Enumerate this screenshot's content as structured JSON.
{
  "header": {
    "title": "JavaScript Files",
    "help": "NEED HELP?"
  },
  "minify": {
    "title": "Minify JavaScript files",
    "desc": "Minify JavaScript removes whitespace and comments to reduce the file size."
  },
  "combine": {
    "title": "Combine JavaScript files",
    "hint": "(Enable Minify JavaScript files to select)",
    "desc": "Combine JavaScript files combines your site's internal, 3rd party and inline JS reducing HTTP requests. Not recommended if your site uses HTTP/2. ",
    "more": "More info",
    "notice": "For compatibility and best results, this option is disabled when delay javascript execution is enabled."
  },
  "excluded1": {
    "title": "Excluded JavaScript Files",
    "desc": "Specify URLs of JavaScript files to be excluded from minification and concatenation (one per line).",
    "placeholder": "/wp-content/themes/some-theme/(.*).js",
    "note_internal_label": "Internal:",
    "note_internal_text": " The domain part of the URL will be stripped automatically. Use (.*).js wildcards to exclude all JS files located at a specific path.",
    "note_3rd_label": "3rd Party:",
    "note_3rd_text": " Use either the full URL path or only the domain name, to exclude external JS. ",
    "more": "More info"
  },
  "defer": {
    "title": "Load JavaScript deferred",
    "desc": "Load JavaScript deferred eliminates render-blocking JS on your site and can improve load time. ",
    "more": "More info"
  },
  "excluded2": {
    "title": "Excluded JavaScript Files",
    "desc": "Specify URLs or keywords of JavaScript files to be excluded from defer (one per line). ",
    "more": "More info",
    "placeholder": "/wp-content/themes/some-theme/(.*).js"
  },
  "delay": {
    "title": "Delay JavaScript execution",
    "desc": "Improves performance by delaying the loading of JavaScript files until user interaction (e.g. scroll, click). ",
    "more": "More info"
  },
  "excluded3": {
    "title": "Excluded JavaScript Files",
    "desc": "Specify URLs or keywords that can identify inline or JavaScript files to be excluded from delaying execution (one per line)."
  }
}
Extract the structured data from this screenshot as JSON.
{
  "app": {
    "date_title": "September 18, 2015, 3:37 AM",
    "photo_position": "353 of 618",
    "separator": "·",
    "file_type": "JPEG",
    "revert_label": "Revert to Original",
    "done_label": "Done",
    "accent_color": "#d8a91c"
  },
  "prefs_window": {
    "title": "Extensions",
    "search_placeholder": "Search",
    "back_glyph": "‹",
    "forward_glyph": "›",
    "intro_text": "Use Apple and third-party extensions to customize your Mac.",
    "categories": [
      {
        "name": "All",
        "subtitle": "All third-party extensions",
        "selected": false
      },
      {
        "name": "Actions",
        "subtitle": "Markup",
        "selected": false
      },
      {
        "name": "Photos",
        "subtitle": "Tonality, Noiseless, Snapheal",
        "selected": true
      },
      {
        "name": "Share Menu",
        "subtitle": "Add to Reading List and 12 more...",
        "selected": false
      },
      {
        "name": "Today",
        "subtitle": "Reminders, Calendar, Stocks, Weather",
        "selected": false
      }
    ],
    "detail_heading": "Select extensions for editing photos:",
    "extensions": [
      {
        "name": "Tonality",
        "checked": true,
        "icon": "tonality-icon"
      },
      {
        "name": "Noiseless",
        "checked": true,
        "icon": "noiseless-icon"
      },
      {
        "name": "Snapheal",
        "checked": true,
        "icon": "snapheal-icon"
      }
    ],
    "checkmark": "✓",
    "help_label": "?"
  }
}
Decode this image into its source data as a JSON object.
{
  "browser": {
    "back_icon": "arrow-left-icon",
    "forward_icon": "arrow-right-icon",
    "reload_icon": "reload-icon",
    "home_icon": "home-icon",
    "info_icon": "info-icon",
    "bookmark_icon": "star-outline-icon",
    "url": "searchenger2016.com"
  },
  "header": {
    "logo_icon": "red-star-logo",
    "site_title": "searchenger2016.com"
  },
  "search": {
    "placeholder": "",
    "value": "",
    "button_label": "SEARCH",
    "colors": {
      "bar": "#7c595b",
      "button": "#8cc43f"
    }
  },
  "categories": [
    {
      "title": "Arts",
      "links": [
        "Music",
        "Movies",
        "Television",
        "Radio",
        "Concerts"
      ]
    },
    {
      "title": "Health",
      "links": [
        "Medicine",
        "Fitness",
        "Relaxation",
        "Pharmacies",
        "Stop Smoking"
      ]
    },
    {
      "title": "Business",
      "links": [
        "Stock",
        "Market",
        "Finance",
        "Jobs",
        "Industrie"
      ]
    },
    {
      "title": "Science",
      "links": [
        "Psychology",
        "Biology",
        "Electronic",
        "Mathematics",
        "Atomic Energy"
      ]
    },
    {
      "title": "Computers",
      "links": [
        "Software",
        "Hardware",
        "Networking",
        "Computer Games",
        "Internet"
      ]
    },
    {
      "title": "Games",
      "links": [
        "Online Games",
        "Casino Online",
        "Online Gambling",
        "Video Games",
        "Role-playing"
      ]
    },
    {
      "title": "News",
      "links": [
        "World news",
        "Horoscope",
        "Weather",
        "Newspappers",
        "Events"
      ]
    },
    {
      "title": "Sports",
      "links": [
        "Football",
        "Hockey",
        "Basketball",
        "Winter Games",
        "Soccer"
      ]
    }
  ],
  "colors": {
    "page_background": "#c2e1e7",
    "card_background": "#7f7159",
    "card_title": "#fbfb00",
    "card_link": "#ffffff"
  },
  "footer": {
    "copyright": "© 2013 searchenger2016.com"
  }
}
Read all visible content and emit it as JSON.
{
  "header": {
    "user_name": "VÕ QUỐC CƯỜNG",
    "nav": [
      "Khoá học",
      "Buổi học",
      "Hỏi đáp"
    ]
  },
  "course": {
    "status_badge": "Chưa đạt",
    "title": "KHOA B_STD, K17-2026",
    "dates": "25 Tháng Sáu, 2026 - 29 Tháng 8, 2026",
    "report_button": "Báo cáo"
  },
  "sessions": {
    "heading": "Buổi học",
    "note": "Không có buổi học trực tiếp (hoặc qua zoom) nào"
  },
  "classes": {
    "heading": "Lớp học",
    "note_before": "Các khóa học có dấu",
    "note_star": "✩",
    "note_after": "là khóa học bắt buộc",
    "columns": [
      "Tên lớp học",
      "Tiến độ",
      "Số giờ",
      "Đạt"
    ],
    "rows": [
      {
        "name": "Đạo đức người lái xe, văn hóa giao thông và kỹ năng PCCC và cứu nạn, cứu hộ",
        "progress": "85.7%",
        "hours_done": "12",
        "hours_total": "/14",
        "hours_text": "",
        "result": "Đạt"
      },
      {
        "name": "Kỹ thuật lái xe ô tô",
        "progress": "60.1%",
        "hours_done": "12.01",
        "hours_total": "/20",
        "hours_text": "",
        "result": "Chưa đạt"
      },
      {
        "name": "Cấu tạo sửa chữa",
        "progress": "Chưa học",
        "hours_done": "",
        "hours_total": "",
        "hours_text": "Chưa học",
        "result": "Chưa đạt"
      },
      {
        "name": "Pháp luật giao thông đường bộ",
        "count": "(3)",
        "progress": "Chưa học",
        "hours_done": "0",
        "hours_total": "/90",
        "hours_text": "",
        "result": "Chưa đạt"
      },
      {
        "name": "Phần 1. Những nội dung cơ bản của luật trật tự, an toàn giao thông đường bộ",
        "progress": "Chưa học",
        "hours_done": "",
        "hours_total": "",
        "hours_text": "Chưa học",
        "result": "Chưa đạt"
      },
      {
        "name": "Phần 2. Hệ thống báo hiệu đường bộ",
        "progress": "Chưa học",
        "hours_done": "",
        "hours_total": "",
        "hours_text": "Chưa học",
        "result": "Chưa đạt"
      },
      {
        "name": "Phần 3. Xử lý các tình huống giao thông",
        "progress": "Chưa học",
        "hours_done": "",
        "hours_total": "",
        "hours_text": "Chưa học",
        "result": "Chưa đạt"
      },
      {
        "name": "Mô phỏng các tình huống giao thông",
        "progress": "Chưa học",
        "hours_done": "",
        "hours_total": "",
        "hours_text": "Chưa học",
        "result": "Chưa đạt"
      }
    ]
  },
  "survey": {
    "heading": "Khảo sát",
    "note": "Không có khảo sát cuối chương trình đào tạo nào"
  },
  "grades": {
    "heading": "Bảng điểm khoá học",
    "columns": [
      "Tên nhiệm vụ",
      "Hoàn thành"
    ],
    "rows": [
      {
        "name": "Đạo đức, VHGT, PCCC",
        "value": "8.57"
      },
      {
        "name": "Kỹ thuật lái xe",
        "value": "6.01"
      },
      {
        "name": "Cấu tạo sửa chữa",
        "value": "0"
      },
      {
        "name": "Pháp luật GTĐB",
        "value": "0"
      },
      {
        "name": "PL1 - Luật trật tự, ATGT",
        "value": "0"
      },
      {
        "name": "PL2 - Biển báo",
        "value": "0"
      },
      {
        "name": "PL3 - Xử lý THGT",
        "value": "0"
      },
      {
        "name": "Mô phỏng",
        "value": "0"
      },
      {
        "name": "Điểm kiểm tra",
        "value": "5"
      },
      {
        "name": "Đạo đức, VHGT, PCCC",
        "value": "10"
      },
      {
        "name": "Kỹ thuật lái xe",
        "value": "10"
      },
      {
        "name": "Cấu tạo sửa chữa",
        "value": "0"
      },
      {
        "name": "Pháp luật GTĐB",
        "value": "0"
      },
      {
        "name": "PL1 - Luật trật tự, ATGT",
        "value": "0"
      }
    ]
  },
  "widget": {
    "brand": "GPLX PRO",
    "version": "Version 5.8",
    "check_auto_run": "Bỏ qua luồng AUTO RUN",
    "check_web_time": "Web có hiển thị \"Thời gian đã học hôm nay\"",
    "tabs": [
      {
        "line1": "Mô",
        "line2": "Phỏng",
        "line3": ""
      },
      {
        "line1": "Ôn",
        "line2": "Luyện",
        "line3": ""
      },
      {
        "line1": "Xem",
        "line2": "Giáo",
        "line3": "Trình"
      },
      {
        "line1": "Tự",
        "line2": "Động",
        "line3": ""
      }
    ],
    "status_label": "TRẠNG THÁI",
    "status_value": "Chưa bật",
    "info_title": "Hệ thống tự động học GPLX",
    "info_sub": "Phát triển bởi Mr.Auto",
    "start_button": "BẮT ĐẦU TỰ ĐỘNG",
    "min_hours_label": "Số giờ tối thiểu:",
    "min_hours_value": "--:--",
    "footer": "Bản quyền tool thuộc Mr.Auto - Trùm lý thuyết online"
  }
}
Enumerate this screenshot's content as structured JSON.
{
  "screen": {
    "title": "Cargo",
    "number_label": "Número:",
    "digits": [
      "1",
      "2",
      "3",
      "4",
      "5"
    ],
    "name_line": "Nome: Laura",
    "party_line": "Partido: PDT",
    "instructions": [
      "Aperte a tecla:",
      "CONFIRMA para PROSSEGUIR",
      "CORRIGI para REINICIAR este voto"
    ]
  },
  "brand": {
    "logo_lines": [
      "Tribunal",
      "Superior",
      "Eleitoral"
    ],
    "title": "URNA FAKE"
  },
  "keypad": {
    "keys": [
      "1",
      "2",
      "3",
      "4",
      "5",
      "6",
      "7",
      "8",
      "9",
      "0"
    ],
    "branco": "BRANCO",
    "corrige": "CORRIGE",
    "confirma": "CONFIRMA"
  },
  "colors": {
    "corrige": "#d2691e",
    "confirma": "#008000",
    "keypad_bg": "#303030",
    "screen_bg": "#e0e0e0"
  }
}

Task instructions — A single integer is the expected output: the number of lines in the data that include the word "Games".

Task solution — 5